The XX Factor

Anti-Choicers Say Women Who Want Abortions Are Like Children Near a Hot Stove

Anti-choice activists in Washington, D.C., last year.

Photo by Chip Somodevilla/Getty Images

Meaghan Winter of Cosmopolitan attended the Heartbeat International conference, where volunteers from anti-abortion crisis pregnancy centers (CPCs) gather to socialize, share tips, and murmur disapprovingly about all the sex that women are having these days. CPCs are storefront operations, often placed near abortion clinics, that try to lure women seeking abortion into their offices in hopes of talking them out of it. Heartbeat International is an umbrella organization for about 1,800 CPCs across the country, and they have helped popularize some of the dishonest tactics that CPCs use to manipulate women. For instance, their outreach website OptionLine appears to be a site on abortion and contraception, when its real purpose is to scare you out of using either. 

The theme of this year’s conference was Love Is Our Language, i.e., don’t hate women who have abortions, because they are simply too dumb to realize that they really want their babies. Winter reports:

Over the course of the three days of the conference, I chatted with a few dozen pregnancy center workers. Multiple women told me it was their job to protect women from abortion as “an adult tells a child not to touch a hot stove.” Another oft-repeated catchphrase was, “Save the mother, save the baby,” shorthand for many pregnancy center workers’ belief that the most effective way to prevent abortion is to convert women.

It’s insulting to suggest that women who have sex are silly little girls who don’t know what’s good for them, but anti-choice activists don’t have a better alternative. The only other real option is to denounce sexually active women as wantons and to call women who have abortion murderers—all of which gives credence to pro-choice claims that the anti-choice movement is fundamentally misogynist. (“I don’t think it’s disrespectful to shout, ‘You’re killing your baby,’ ” one attendee told Winter. “That’s not saying, ‘You dirty whore.’ ”)

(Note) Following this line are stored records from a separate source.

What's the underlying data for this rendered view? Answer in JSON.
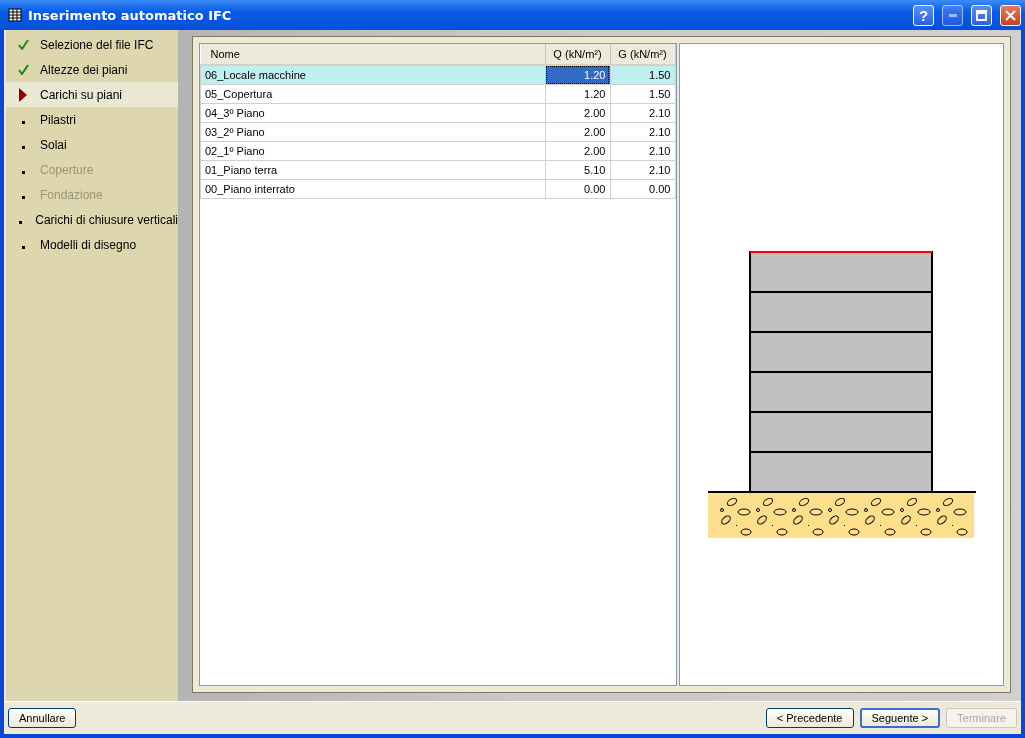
{
  "window": {
    "title": "Inserimento automatico IFC",
    "help": "?"
  },
  "steps": [
    {
      "label": "Selezione del file IFC",
      "kind": "done",
      "selected": false,
      "disabled": false
    },
    {
      "label": "Altezze dei piani",
      "kind": "done",
      "selected": false,
      "disabled": false
    },
    {
      "label": "Carichi su piani",
      "kind": "current",
      "selected": true,
      "disabled": false
    },
    {
      "label": "Pilastri",
      "kind": "todo",
      "selected": false,
      "disabled": false
    },
    {
      "label": "Solai",
      "kind": "todo",
      "selected": false,
      "disabled": false
    },
    {
      "label": "Coperture",
      "kind": "todo",
      "selected": false,
      "disabled": true
    },
    {
      "label": "Fondazione",
      "kind": "todo",
      "selected": false,
      "disabled": true
    },
    {
      "label": "Carichi di chiusure verticali",
      "kind": "todo",
      "selected": false,
      "disabled": false
    },
    {
      "label": "Modelli di disegno",
      "kind": "todo",
      "selected": false,
      "disabled": false
    }
  ],
  "table": {
    "columns": [
      "Nome",
      "Q (kN/m²)",
      "G (kN/m²)"
    ],
    "rows": [
      {
        "name": "06_Locale macchine",
        "q": "1.20",
        "g": "1.50",
        "selected": true
      },
      {
        "name": "05_Copertura",
        "q": "1.20",
        "g": "1.50",
        "selected": false
      },
      {
        "name": "04_3º Piano",
        "q": "2.00",
        "g": "2.10",
        "selected": false
      },
      {
        "name": "03_2º Piano",
        "q": "2.00",
        "g": "2.10",
        "selected": false
      },
      {
        "name": "02_1º Piano",
        "q": "2.00",
        "g": "2.10",
        "selected": false
      },
      {
        "name": "01_Piano terra",
        "q": "5.10",
        "g": "2.10",
        "selected": false
      },
      {
        "name": "00_Piano interrato",
        "q": "0.00",
        "g": "0.00",
        "selected": false
      }
    ]
  },
  "buttons": [
    {
      "label": "Annullare",
      "kind": "left",
      "default": false,
      "disabled": false
    },
    {
      "label": "< Precedente",
      "kind": "right",
      "default": false,
      "disabled": false
    },
    {
      "label": "Seguente >",
      "kind": "right",
      "default": true,
      "disabled": false
    },
    {
      "label": "Terminare",
      "kind": "right",
      "default": false,
      "disabled": true
    }
  ]
}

Winter’s piece also makes clear that conference speakers encourage volunteers to use manipulative tactics with women seeking contraception and abortion. (For instance, you could say to a woman in need of emergency contraception, “You might not be at a fertile time in your cycle, and it’s not worth taking hormones for no reason.”) Clearly, if you’ve convinced yourself that women who want abortions are the equivalent of children close to a hot stove, you could also convince yourself to lie to them for their own good.